Prompt:
Restate exactly, and only, the lines from the one with "Enumerate this screenshot's" through the end of the data, with both of those end lines kept. Drop any pictures.

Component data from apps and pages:
------------

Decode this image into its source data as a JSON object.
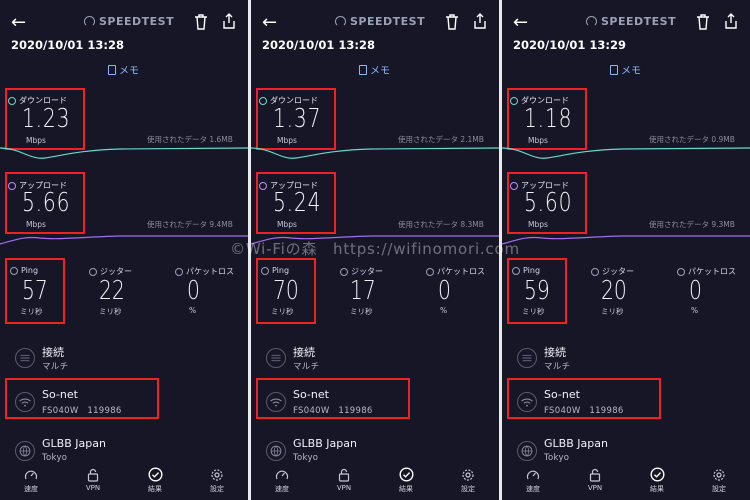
{
  "app": {
    "brand": "SPEEDTEST",
    "memo_label": "メモ"
  },
  "labels": {
    "download": "ダウンロード",
    "upload": "アップロード",
    "unit_mbps": "Mbps",
    "ping": "Ping",
    "jitter": "ジッター",
    "packet_loss": "パケットロス",
    "unit_ms": "ミリ秒",
    "unit_percent": "%",
    "connection": "接続",
    "connection_type": "マルチ"
  },
  "nav": [
    {
      "label": "速度",
      "icon": "speedometer-icon"
    },
    {
      "label": "VPN",
      "icon": "lock-icon"
    },
    {
      "label": "結果",
      "icon": "check-circle-icon"
    },
    {
      "label": "設定",
      "icon": "gear-icon"
    }
  ],
  "screens": [
    {
      "datetime": "2020/10/01 13:28",
      "download": "1.23",
      "download_used": "使用されたデータ 1.6MB",
      "upload": "5.66",
      "upload_used": "使用されたデータ 9.4MB",
      "ping": "57",
      "jitter": "22",
      "packet_loss": "0",
      "isp": "So-net",
      "device": "FS040W　119986",
      "server": "GLBB Japan",
      "server_city": "Tokyo"
    },
    {
      "datetime": "2020/10/01 13:28",
      "download": "1.37",
      "download_used": "使用されたデータ 2.1MB",
      "upload": "5.24",
      "upload_used": "使用されたデータ 8.3MB",
      "ping": "70",
      "jitter": "17",
      "packet_loss": "0",
      "isp": "So-net",
      "device": "FS040W　119986",
      "server": "GLBB Japan",
      "server_city": "Tokyo"
    },
    {
      "datetime": "2020/10/01 13:29",
      "download": "1.18",
      "download_used": "使用されたデータ 0.9MB",
      "upload": "5.60",
      "upload_used": "使用されたデータ 9.3MB",
      "ping": "59",
      "jitter": "20",
      "packet_loss": "0",
      "isp": "So-net",
      "device": "FS040W　119986",
      "server": "GLBB Japan",
      "server_city": "Tokyo"
    }
  ],
  "colors": {
    "download": "#66d9cf",
    "upload": "#a070f0",
    "highlight": "#e22222",
    "background": "#161627"
  },
  "watermark": "©Wi-Fiの森　https://wifinomori.com"
}
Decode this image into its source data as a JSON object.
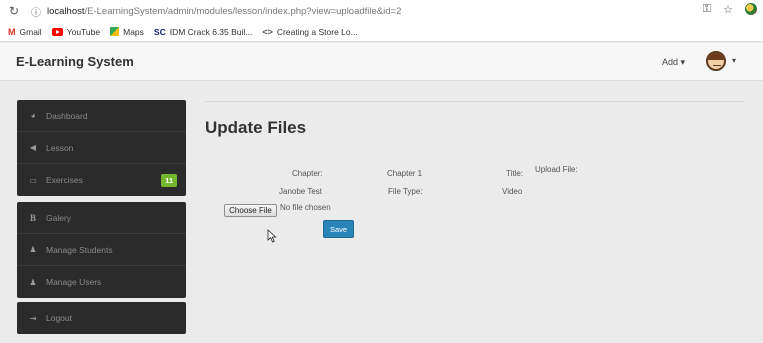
{
  "browser": {
    "url_host": "localhost",
    "url_path": "/E-LearningSystem/admin/modules/lesson/index.php?view=uploadfile&id=2",
    "icons": [
      "reload-icon",
      "info-icon",
      "key-icon",
      "star-icon",
      "extension-icon"
    ],
    "bookmarks": [
      {
        "label": "Gmail",
        "icon": "gmail-icon"
      },
      {
        "label": "YouTube",
        "icon": "youtube-icon"
      },
      {
        "label": "Maps",
        "icon": "maps-icon"
      },
      {
        "label": "IDM Crack 6.35 Buil...",
        "icon": "sc-icon",
        "prefix": "SC"
      },
      {
        "label": "Creating a Store Lo...",
        "icon": "code-icon",
        "prefix": "<>"
      }
    ]
  },
  "header": {
    "brand": "E-Learning System",
    "add_label": "Add",
    "caret": "▾"
  },
  "sidebar": {
    "groups": [
      [
        {
          "label": "Dashboard",
          "icon": "dashboard-icon"
        },
        {
          "label": "Lesson",
          "icon": "megaphone-icon"
        },
        {
          "label": "Exercises",
          "icon": "inbox-icon",
          "badge": "11"
        }
      ],
      [
        {
          "label": "Galery",
          "icon": "bold-b-icon"
        },
        {
          "label": "Manage Students",
          "icon": "user-icon"
        },
        {
          "label": "Manage Users",
          "icon": "user-icon"
        }
      ],
      [
        {
          "label": "Logout",
          "icon": "logout-icon"
        }
      ]
    ]
  },
  "main": {
    "title": "Update Files",
    "chapter_label": "Chapter:",
    "chapter_value": "Chapter 1",
    "title_label": "Title:",
    "title_value": "Janobe Test",
    "filetype_label": "File Type:",
    "filetype_value": "Video",
    "upload_label": "Upload File:",
    "choose_button": "Choose File",
    "no_file": "No file chosen",
    "save_button": "Save"
  },
  "colors": {
    "sidebar_bg": "#2b2b2b",
    "badge": "#74b72e",
    "save_button": "#2a84b7",
    "page_bg": "#ebebeb"
  }
}
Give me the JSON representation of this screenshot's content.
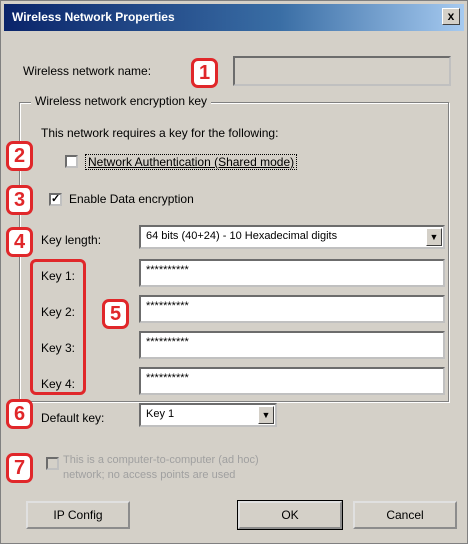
{
  "window": {
    "title": "Wireless Network Properties",
    "close_label": "x"
  },
  "network_name": {
    "label": "Wireless network name:",
    "value": ""
  },
  "encryption": {
    "group_label": "Wireless network encryption key",
    "requirement_text": "This network requires a key for the following:",
    "network_auth_label": "Network Authentication (Shared mode)",
    "network_auth_checked": false,
    "data_encryption_label": "Enable Data encryption",
    "data_encryption_checked": true,
    "key_length_label": "Key length:",
    "key_length_value": "64 bits (40+24) - 10 Hexadecimal digits",
    "keys": [
      {
        "label": "Key 1:",
        "value": "**********"
      },
      {
        "label": "Key 2:",
        "value": "**********"
      },
      {
        "label": "Key 3:",
        "value": "**********"
      },
      {
        "label": "Key 4:",
        "value": "**********"
      }
    ],
    "default_key_label": "Default key:",
    "default_key_value": "Key 1"
  },
  "adhoc": {
    "label": "This is a computer-to-computer (ad hoc) network; no access points are used",
    "checked": false
  },
  "buttons": {
    "ip_config": "IP Config",
    "ok": "OK",
    "cancel": "Cancel"
  },
  "badges": {
    "b1": "1",
    "b2": "2",
    "b3": "3",
    "b4": "4",
    "b5": "5",
    "b6": "6",
    "b7": "7"
  },
  "colors": {
    "title_bar": "#0a246a",
    "dialog_bg": "#d4d0c8",
    "badge_red": "#e0272a"
  }
}
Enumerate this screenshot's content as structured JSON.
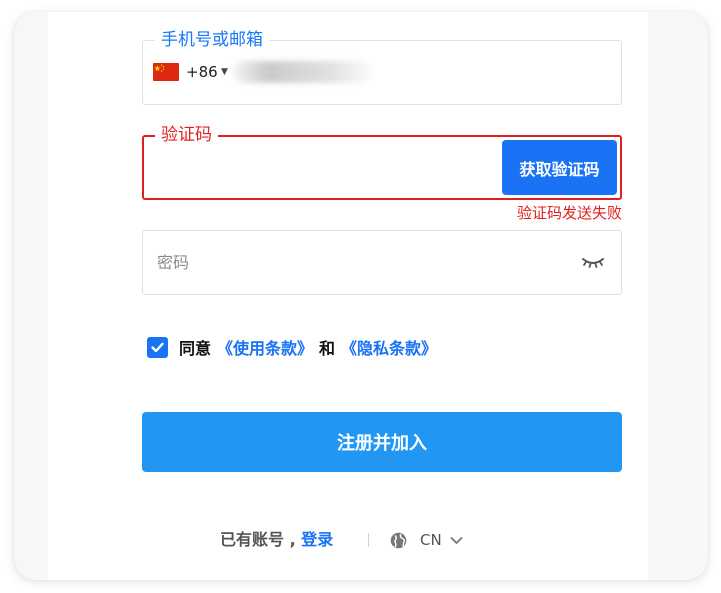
{
  "phone": {
    "legend": "手机号或邮箱",
    "country_code": "+86"
  },
  "code": {
    "legend": "验证码",
    "get_code_label": "获取验证码",
    "error_message": "验证码发送失败"
  },
  "password": {
    "placeholder": "密码",
    "value": ""
  },
  "agreement": {
    "checked": true,
    "prefix": "同意",
    "terms_link": "《使用条款》",
    "connector": "和",
    "privacy_link": "《隐私条款》"
  },
  "register_label": "注册并加入",
  "footer": {
    "have_account": "已有账号 ,",
    "login_link": "登录",
    "language": "CN"
  },
  "colors": {
    "accent": "#1a73f5",
    "register_button": "#2196f3",
    "error": "#e02020"
  },
  "icons": {
    "flag": "china-flag-icon",
    "eye": "eye-closed-icon",
    "globe": "globe-icon",
    "chevron": "chevron-down-icon",
    "check": "check-icon"
  }
}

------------

Result for this exercise:
Enumerate this screenshot's content as structured JSON.
{
  "phone": {
    "legend": "手机号或邮箱",
    "country_code": "+86"
  },
  "code": {
    "legend": "验证码",
    "get_code_label": "获取验证码",
    "error_message": "验证码发送失败"
  },
  "password": {
    "placeholder": "密码",
    "value": ""
  },
  "agreement": {
    "checked": true,
    "prefix": "同意",
    "terms_link": "《使用条款》",
    "connector": "和",
    "privacy_link": "《隐私条款》"
  },
  "register_label": "注册并加入",
  "footer": {
    "have_account": "已有账号 ,",
    "login_link": "登录",
    "language": "CN"
  },
  "colors": {
    "accent": "#1a73f5",
    "register_button": "#2196f3",
    "error": "#e02020"
  },
  "icons": {
    "flag": "china-flag-icon",
    "eye": "eye-closed-icon",
    "globe": "globe-icon",
    "chevron": "chevron-down-icon",
    "check": "check-icon"
  }
}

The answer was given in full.